Bayern's salvation can be found in their attack. Chesea are missing John Terry and Branislav Ivanovic, who are irreplaceable players at this level. David Luiz and Gary Cahill, meanwhile, are back in training and expect to play in the final. However, both are short of match practice.
The loss of Ramires and Raul Meireles, two important pillars in the midfield, will be particularly damaging for Chelsea. Both can cover the hard yards, and Ramires can increase the tempo of the game and punish opponents on the counterattack. As for their greatest weapon, Didier Drogba, the Blues will likely have to resort to long balls: the English side's midfield this season has been anything but creative. At the other end of the pitch, Mario Gomez will relish the chance to become the hero against Chelsea's weakened centre-backs, as Ribery will too against second-choice right-back Jose Bosingwa. If the hosts' performance at all resembles what they displayed against Madrid, the winner of the final can only be Bayern.
In all likelihood, even a full-strength Chelsea side would probably be the most negotiable opposition Bayern will face in a final for many years. Barcelona have dominated Europe in recent memory, and while Carles Puyol and Xavi are growing older, in most positions they have an abundance of young talent who are yet to peak. Mourinho's Real Madrid face a similar future, with only Iker Casillas and Xabi Alonso the wrong side of 30. Bayern could decisively claim to have been the better side in their recent tie, but Real will certainly be a challenge for years to come, especially given their financial might. The same goes for Manchester City should the Premier League side manage to balance their books ahead of the implementation of Financial Fair Play.
Among neutrals, Jupp Heynckes' men are considered favourites for Saturday's match.
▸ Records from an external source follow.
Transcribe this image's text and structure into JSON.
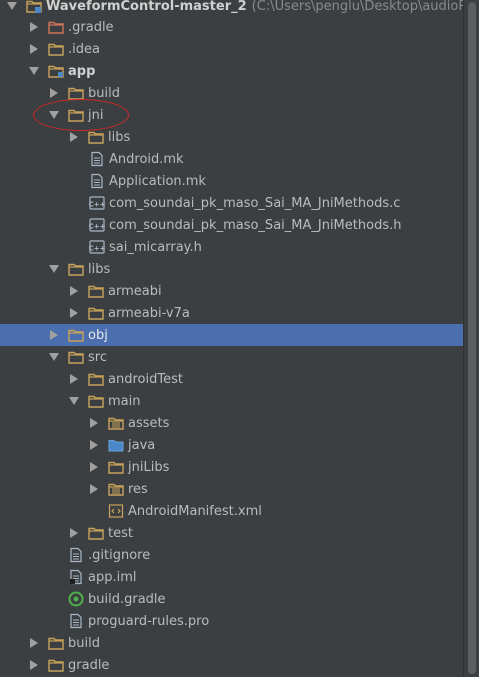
{
  "project": {
    "name": "WaveformControl-master_2",
    "path": "(C:\\Users\\penglu\\Desktop\\audioReco"
  },
  "tree": {
    "gradle_dir": ".gradle",
    "idea_dir": ".idea",
    "app": "app",
    "build": "build",
    "jni": "jni",
    "jni_libs": "libs",
    "android_mk": "Android.mk",
    "application_mk": "Application.mk",
    "jni_c": "com_soundai_pk_maso_Sai_MA_JniMethods.c",
    "jni_h": "com_soundai_pk_maso_Sai_MA_JniMethods.h",
    "micarray_h": "sai_micarray.h",
    "libs": "libs",
    "armeabi": "armeabi",
    "armeabi_v7a": "armeabi-v7a",
    "obj": "obj",
    "src": "src",
    "android_test": "androidTest",
    "main": "main",
    "assets": "assets",
    "java": "java",
    "jnilibs": "jniLibs",
    "res": "res",
    "manifest": "AndroidManifest.xml",
    "test": "test",
    "gitignore": ".gitignore",
    "app_iml": "app.iml",
    "build_gradle": "build.gradle",
    "proguard": "proguard-rules.pro",
    "root_build": "build",
    "root_gradle": "gradle"
  },
  "colors": {
    "background": "#3c3f41",
    "selection": "#4b6eaf",
    "folder": "#c8a25a",
    "highlight_circle": "#c8282a"
  }
}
Casillas, who bowed out to the Bavarians at the semi-final stage, sees the Germans as favourites: "Bayern are more compact and stronger as a team. The suspensions will also hurt Chelsea more than Bayern," he told Bild.
After losing the Bundesliga and DFB-Pokal, the cards are in their hands. Now or never.